So it isn’t that there isn’t a credible diplomatic path. And the fact that both sides use the language of diplomacy suggests there is no appetite for full-blown war.

Indeed, the U.S. has long been trying to get Israel and Lebanon to resolve disputes over their shared borders.

Both sides signed a U.S.-brokered maritime agreement in 2022, and there have been attempts at a similar deal in regards to the land boundary. There remained disagreement over 13 spots along the border. But since Oct. 7, the U.S. has tried to use the prospect of a negotiated land solution based on U.N. Resolution 1701 to diffuse tension between Israel and Lebanon.

The Lebanese government has said it welcomes U.S. efforts to resolve the disputes. On the Israeli side, too, they are going along with U.S. attempts to keep U.N. Resolution 1701 on the table – I think, mainly to keep America on side.

Does Iran have any role in influencing Hezbollah’s response?

Iran has immense influence over Hezbollah – it pays for military operations and equipment.

But Hezbollah is not only an Iranian proxy; it has domestic considerations, and its interests lie with the Lebanese political scene. For that reason, Hezbollah is attuned to the domestic popular pressure in Lebanon against a war.

Also, I don’t think Iran wants to see an escalation.
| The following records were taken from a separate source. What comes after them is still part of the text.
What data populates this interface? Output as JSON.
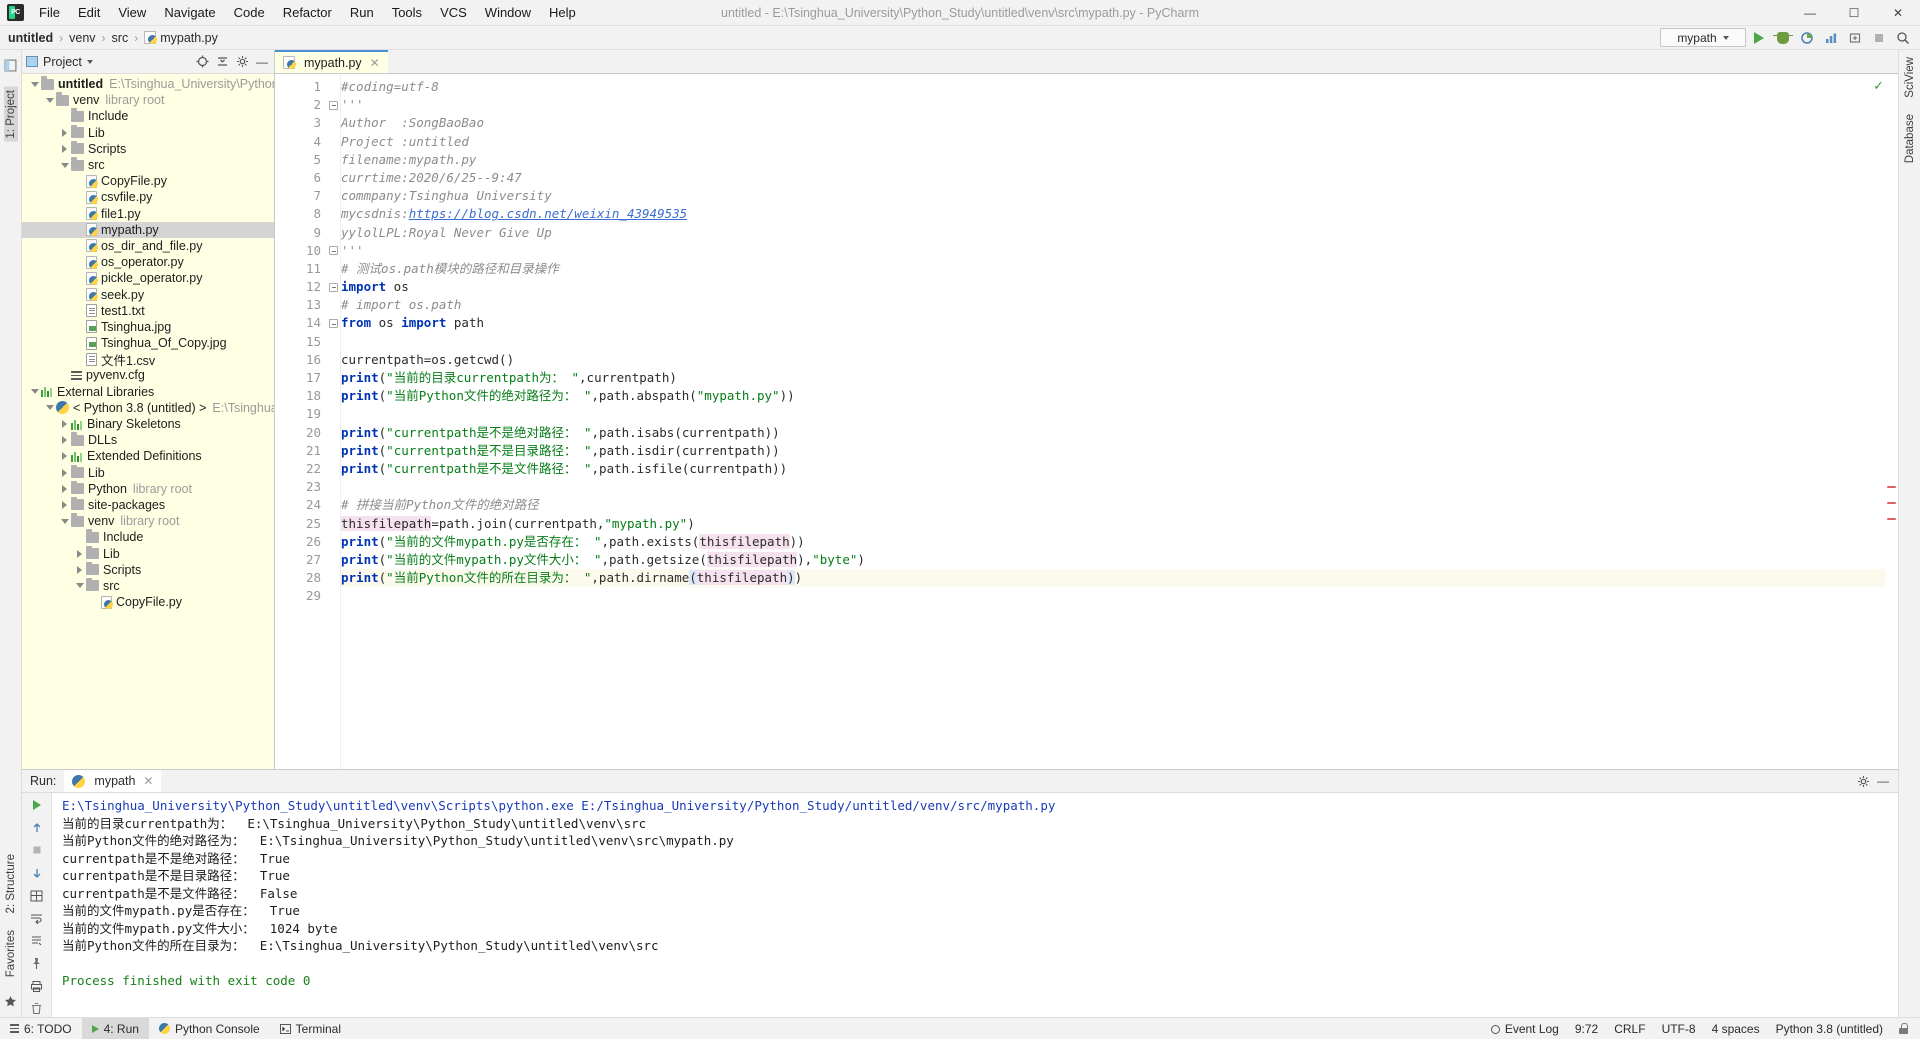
{
  "titlebar": {
    "app_badge": "PC",
    "title": "untitled - E:\\Tsinghua_University\\Python_Study\\untitled\\venv\\src\\mypath.py - PyCharm",
    "menu": [
      "File",
      "Edit",
      "View",
      "Navigate",
      "Code",
      "Refactor",
      "Run",
      "Tools",
      "VCS",
      "Window",
      "Help"
    ],
    "window_controls": {
      "minimize": "—",
      "maximize": "☐",
      "close": "✕"
    }
  },
  "navbar": {
    "crumbs": [
      "untitled",
      "venv",
      "src",
      "mypath.py"
    ],
    "separator": "›",
    "run_config": "mypath",
    "buttons": [
      "run-button",
      "debug-button",
      "coverage-button",
      "profile-button",
      "attach-button",
      "stop-button",
      "search-button"
    ]
  },
  "left_rail": {
    "top": [
      "1: Project"
    ],
    "bottom": [
      "2: Structure",
      "Favorites"
    ]
  },
  "right_rail": {
    "top": [
      "SciView",
      "Database"
    ]
  },
  "project_panel": {
    "title": "Project",
    "tree": [
      {
        "indent": 0,
        "arrow": "down",
        "icon": "folder",
        "name": "untitled",
        "bold": true,
        "sub": "E:\\Tsinghua_University\\Python_Study\\u"
      },
      {
        "indent": 1,
        "arrow": "down",
        "icon": "folder",
        "name": "venv",
        "sub": "library root"
      },
      {
        "indent": 2,
        "arrow": "none",
        "icon": "folder",
        "name": "Include",
        "sub": ""
      },
      {
        "indent": 2,
        "arrow": "right",
        "icon": "folder",
        "name": "Lib",
        "sub": ""
      },
      {
        "indent": 2,
        "arrow": "right",
        "icon": "folder",
        "name": "Scripts",
        "sub": ""
      },
      {
        "indent": 2,
        "arrow": "down",
        "icon": "folder",
        "name": "src",
        "sub": ""
      },
      {
        "indent": 3,
        "arrow": "none",
        "icon": "py",
        "name": "CopyFile.py",
        "sub": ""
      },
      {
        "indent": 3,
        "arrow": "none",
        "icon": "py",
        "name": "csvfile.py",
        "sub": ""
      },
      {
        "indent": 3,
        "arrow": "none",
        "icon": "py",
        "name": "file1.py",
        "sub": ""
      },
      {
        "indent": 3,
        "arrow": "none",
        "icon": "py",
        "name": "mypath.py",
        "sub": "",
        "selected": true
      },
      {
        "indent": 3,
        "arrow": "none",
        "icon": "py",
        "name": "os_dir_and_file.py",
        "sub": ""
      },
      {
        "indent": 3,
        "arrow": "none",
        "icon": "py",
        "name": "os_operator.py",
        "sub": ""
      },
      {
        "indent": 3,
        "arrow": "none",
        "icon": "py",
        "name": "pickle_operator.py",
        "sub": ""
      },
      {
        "indent": 3,
        "arrow": "none",
        "icon": "py",
        "name": "seek.py",
        "sub": ""
      },
      {
        "indent": 3,
        "arrow": "none",
        "icon": "txt",
        "name": "test1.txt",
        "sub": ""
      },
      {
        "indent": 3,
        "arrow": "none",
        "icon": "img",
        "name": "Tsinghua.jpg",
        "sub": ""
      },
      {
        "indent": 3,
        "arrow": "none",
        "icon": "img",
        "name": "Tsinghua_Of_Copy.jpg",
        "sub": ""
      },
      {
        "indent": 3,
        "arrow": "none",
        "icon": "txt",
        "name": "文件1.csv",
        "sub": ""
      },
      {
        "indent": 2,
        "arrow": "none",
        "icon": "cfg",
        "name": "pyvenv.cfg",
        "sub": ""
      },
      {
        "indent": 0,
        "arrow": "down",
        "icon": "lib",
        "name": "External Libraries",
        "sub": ""
      },
      {
        "indent": 1,
        "arrow": "down",
        "icon": "pyint",
        "name": "< Python 3.8 (untitled) >",
        "sub": "E:\\Tsinghua_Univers"
      },
      {
        "indent": 2,
        "arrow": "right",
        "icon": "lib",
        "name": "Binary Skeletons",
        "sub": ""
      },
      {
        "indent": 2,
        "arrow": "right",
        "icon": "folder",
        "name": "DLLs",
        "sub": ""
      },
      {
        "indent": 2,
        "arrow": "right",
        "icon": "lib",
        "name": "Extended Definitions",
        "sub": ""
      },
      {
        "indent": 2,
        "arrow": "right",
        "icon": "folder",
        "name": "Lib",
        "sub": ""
      },
      {
        "indent": 2,
        "arrow": "right",
        "icon": "folder",
        "name": "Python",
        "sub": "library root"
      },
      {
        "indent": 2,
        "arrow": "right",
        "icon": "folder",
        "name": "site-packages",
        "sub": ""
      },
      {
        "indent": 2,
        "arrow": "down",
        "icon": "folder",
        "name": "venv",
        "sub": "library root"
      },
      {
        "indent": 3,
        "arrow": "none",
        "icon": "folder",
        "name": "Include",
        "sub": ""
      },
      {
        "indent": 3,
        "arrow": "right",
        "icon": "folder",
        "name": "Lib",
        "sub": ""
      },
      {
        "indent": 3,
        "arrow": "right",
        "icon": "folder",
        "name": "Scripts",
        "sub": ""
      },
      {
        "indent": 3,
        "arrow": "down",
        "icon": "folder",
        "name": "src",
        "sub": ""
      },
      {
        "indent": 4,
        "arrow": "none",
        "icon": "py",
        "name": "CopyFile.py",
        "sub": ""
      }
    ]
  },
  "editor": {
    "tab": {
      "label": "mypath.py",
      "close": "✕"
    },
    "line_numbers": [
      1,
      2,
      3,
      4,
      5,
      6,
      7,
      8,
      9,
      10,
      11,
      12,
      13,
      14,
      15,
      16,
      17,
      18,
      19,
      20,
      21,
      22,
      23,
      24,
      25,
      26,
      27,
      28,
      29
    ],
    "lines": [
      "#coding=utf-8",
      "'''",
      "Author  :SongBaoBao",
      "Project :untitled",
      "filename:mypath.py",
      "currtime:2020/6/25--9:47",
      "commpany:Tsinghua University",
      "mycsdnis:https://blog.csdn.net/weixin_43949535",
      "yylolLPL:Royal Never Give Up",
      "'''",
      "# 测试os.path模块的路径和目录操作",
      "import os",
      "# import os.path",
      "from os import path",
      "",
      "currentpath=os.getcwd()",
      "print(\"当前的目录currentpath为： \",currentpath)",
      "print(\"当前Python文件的绝对路径为： \",path.abspath(\"mypath.py\"))",
      "",
      "print(\"currentpath是不是绝对路径： \",path.isabs(currentpath))",
      "print(\"currentpath是不是目录路径： \",path.isdir(currentpath))",
      "print(\"currentpath是不是文件路径： \",path.isfile(currentpath))",
      "",
      "# 拼接当前Python文件的绝对路径",
      "thisfilepath=path.join(currentpath,\"mypath.py\")",
      "print(\"当前的文件mypath.py是否存在： \",path.exists(thisfilepath))",
      "print(\"当前的文件mypath.py文件大小： \",path.getsize(thisfilepath),\"byte\")",
      "print(\"当前Python文件的所在目录为： \",path.dirname(thisfilepath))"
    ],
    "inspection_ok": "✓"
  },
  "run_panel": {
    "label": "Run:",
    "tab": "mypath",
    "tab_close": "✕",
    "tools": [
      "rerun-button",
      "scroll-up-button",
      "stop-button",
      "scroll-down-button",
      "print-layout-button",
      "soft-wrap-button",
      "scroll-to-end-button",
      "pin-button",
      "print-button",
      "clear-all-button"
    ],
    "output": [
      {
        "text": "E:\\Tsinghua_University\\Python_Study\\untitled\\venv\\Scripts\\python.exe E:/Tsinghua_University/Python_Study/untitled/venv/src/mypath.py",
        "style": "path"
      },
      {
        "text": "当前的目录currentpath为：  E:\\Tsinghua_University\\Python_Study\\untitled\\venv\\src",
        "style": "normal"
      },
      {
        "text": "当前Python文件的绝对路径为：  E:\\Tsinghua_University\\Python_Study\\untitled\\venv\\src\\mypath.py",
        "style": "normal"
      },
      {
        "text": "currentpath是不是绝对路径：  True",
        "style": "normal"
      },
      {
        "text": "currentpath是不是目录路径：  True",
        "style": "normal"
      },
      {
        "text": "currentpath是不是文件路径：  False",
        "style": "normal"
      },
      {
        "text": "当前的文件mypath.py是否存在：  True",
        "style": "normal"
      },
      {
        "text": "当前的文件mypath.py文件大小：  1024 byte",
        "style": "normal"
      },
      {
        "text": "当前Python文件的所在目录为：  E:\\Tsinghua_University\\Python_Study\\untitled\\venv\\src",
        "style": "normal"
      },
      {
        "text": "",
        "style": "normal"
      },
      {
        "text": "Process finished with exit code 0",
        "style": "ok"
      }
    ]
  },
  "statusbar": {
    "tabs": [
      {
        "label": "6: TODO",
        "icon": "list-icon",
        "selected": false
      },
      {
        "label": "4: Run",
        "icon": "run-icon",
        "selected": true
      },
      {
        "label": "Python Console",
        "icon": "python-icon",
        "selected": false
      },
      {
        "label": "Terminal",
        "icon": "terminal-icon",
        "selected": false
      }
    ],
    "event_log": "Event Log",
    "caret": "9:72",
    "line_sep": "CRLF",
    "encoding": "UTF-8",
    "indent": "4 spaces",
    "interpreter": "Python 3.8 (untitled)"
  }
}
Like Hezbollah, Iranian leaders know that threat of war – through their proxies in the region – is their most valuable asset. And I don’t think Iran is ready to use it.

Iran might also be concerned that if fighting escalates, then it will be drawn into war. Iran has so far played a smart game since the Oct. 7 attacks – it has stayed away from the battlefield, while supporting the sporadic attacks on Israel by Hamas, Hezbollah, the Houthis in Yemen and pro-Iranian militias in Iraq and Syria.

But a full war between Israel and Hezbollah may draw Iran into direct confrontation with Israel and the U.S. And that is something that leaders in Tehran will most likely not want, especially after a terror attack in Iran on Jan. 3 exposed how vulnerable Iran is internally.

The Conversation

Asher Kaufman does not work for, consult, own shares in or receive funding from any company or organization that would benefit from this article, and has disclosed no relevant affiliations beyond their academic appointment.